The bottom photo is Michael's demonstration of how he begins the portrait painting and shows his palette with transparent red oxide, payne's gray and flake white value mixtures in the center and other colors in his palette surrounding them.

I'm going out on a limb and posting my painting in its beginning stages. Because after this, I started to really mess her up! I'm still learning oils and the portrait process is soooo slow for me. Our model was lit by two lights; the brightest light source on the left and a more subtle greenish light on the right which highlighted our model in green and allowed us to experiment with green in skin tones. I love color so I found that part fascinating. With two light sources, we learned about transition shadows on the flesh as it turns from one light source to the next. I had fun with the colorful shadows and highlights on the model's skin and hope to eventually finish this piece in my studio.

Saturday, June 4, 2011

Three Shiny Apples

I have been asked to create a small colored pencil artwork for the CPSA silent auction fundraiser called "Small Works of Great Magnitude". The silent auction is held during the national convention week and exhibition which is in Dallas, TX July 12-16. The silent auction takes place during the Members' Night on Thursday, July 14 and is to benefit CPSA's exhibition costs.

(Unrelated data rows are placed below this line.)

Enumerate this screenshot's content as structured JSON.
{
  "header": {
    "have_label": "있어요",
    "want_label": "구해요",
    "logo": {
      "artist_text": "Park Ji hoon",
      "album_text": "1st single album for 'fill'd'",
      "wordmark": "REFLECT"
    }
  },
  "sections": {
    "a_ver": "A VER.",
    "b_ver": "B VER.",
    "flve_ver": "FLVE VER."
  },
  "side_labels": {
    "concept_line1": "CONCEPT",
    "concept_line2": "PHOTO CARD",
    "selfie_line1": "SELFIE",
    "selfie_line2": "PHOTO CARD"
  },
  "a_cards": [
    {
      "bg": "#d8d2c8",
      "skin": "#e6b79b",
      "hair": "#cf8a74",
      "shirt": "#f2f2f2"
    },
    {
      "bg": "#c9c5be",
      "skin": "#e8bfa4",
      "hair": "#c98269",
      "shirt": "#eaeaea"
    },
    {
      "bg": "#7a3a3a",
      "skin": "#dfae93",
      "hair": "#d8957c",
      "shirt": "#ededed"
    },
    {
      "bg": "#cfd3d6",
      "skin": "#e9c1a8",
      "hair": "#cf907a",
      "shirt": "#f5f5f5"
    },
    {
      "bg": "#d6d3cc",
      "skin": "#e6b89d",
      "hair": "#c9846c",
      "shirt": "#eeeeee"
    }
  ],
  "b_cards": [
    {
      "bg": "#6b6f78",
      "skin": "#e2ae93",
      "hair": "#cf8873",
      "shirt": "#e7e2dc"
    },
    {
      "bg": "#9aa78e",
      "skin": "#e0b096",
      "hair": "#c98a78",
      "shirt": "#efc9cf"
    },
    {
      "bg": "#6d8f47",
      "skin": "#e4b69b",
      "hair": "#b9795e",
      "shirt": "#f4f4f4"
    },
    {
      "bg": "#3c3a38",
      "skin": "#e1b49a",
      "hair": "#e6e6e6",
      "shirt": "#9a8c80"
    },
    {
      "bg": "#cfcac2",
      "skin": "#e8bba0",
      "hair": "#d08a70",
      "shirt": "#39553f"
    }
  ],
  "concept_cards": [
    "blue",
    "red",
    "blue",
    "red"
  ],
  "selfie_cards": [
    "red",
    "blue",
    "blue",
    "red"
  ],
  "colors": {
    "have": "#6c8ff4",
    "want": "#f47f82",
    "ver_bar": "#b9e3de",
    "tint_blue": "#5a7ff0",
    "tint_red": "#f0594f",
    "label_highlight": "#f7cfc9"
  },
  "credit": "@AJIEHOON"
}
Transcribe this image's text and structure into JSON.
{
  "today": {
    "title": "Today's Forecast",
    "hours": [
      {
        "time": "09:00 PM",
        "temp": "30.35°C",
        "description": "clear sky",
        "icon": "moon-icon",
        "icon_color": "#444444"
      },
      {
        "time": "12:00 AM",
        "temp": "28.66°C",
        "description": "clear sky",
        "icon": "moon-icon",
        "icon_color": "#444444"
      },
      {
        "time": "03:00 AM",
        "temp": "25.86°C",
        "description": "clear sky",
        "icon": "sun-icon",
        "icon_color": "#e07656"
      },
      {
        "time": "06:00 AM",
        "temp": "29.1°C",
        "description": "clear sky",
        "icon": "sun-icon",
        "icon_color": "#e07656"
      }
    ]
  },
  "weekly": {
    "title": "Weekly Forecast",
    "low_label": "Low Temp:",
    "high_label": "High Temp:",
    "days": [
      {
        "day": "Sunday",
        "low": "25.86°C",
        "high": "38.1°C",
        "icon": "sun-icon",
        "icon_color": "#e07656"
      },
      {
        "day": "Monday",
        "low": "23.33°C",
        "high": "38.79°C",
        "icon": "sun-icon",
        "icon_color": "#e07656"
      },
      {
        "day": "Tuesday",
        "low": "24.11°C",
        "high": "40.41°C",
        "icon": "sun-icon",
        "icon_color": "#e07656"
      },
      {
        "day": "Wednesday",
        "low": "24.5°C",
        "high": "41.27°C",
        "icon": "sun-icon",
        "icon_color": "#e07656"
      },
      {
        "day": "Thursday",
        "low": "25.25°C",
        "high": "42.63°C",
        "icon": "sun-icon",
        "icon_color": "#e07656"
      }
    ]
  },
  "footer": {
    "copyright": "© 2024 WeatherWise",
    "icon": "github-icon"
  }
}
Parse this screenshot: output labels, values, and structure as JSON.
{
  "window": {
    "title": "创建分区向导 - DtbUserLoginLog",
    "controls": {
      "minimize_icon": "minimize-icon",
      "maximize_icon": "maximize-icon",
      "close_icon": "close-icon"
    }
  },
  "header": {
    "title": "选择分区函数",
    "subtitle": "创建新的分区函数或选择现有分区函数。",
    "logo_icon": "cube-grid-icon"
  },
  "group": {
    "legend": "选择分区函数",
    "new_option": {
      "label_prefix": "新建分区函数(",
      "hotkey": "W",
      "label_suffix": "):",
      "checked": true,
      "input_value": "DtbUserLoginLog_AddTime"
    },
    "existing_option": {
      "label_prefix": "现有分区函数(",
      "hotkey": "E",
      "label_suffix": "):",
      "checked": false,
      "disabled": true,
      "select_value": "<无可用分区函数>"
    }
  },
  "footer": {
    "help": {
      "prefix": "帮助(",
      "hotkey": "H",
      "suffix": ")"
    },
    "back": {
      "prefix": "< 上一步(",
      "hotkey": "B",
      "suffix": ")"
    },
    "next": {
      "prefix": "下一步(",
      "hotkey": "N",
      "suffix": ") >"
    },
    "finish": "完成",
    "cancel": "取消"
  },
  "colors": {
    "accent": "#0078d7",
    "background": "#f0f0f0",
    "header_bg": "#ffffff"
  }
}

All of the works will be featured on the CPSA website by the end of June. This year there will be 36 wonderful works to bid on and I'm happy to say that I will be attending and can view them all.

For my submission, I chose to draw these candy apples. The size is 7x10" which will be matted to 11x14" which is the maximum size for the small works. I've worked on red Canson Mi Teintes paper and used Prismacolor pencils and Lyra Rembrandt pencils. Because the paper is so textured, the red shows through giving the whole piece an overall warmth. The colors I used for the background are Prismas Imperial Violet and Blue Violet Lake, which make the background look so interesting with the red behind it. I burnished the apples with a bristle brush so they would look shiny and and not textured like the rest of the piece. It was fun to draw and took me about 3 or 4 hours to complete.

Thursday, June 2, 2011

Balancing Stones

I draw this small piece along with my morning class on Tuesday. I gave each person a piece of Aubergine colored Art Spectrum Colourfix paper and everyone chose a few stones to put together in a composition and draw. I chose to stack four small stones and I like the way this little drawing turned out. Each stone was different, the bottom one being the most intricate. The Colourfix paper is nice because it's sanded surface takes layers the pencil quickly. The color makes a really nice background for the different stones we all chose. This little piece is going to look really nice in a frame!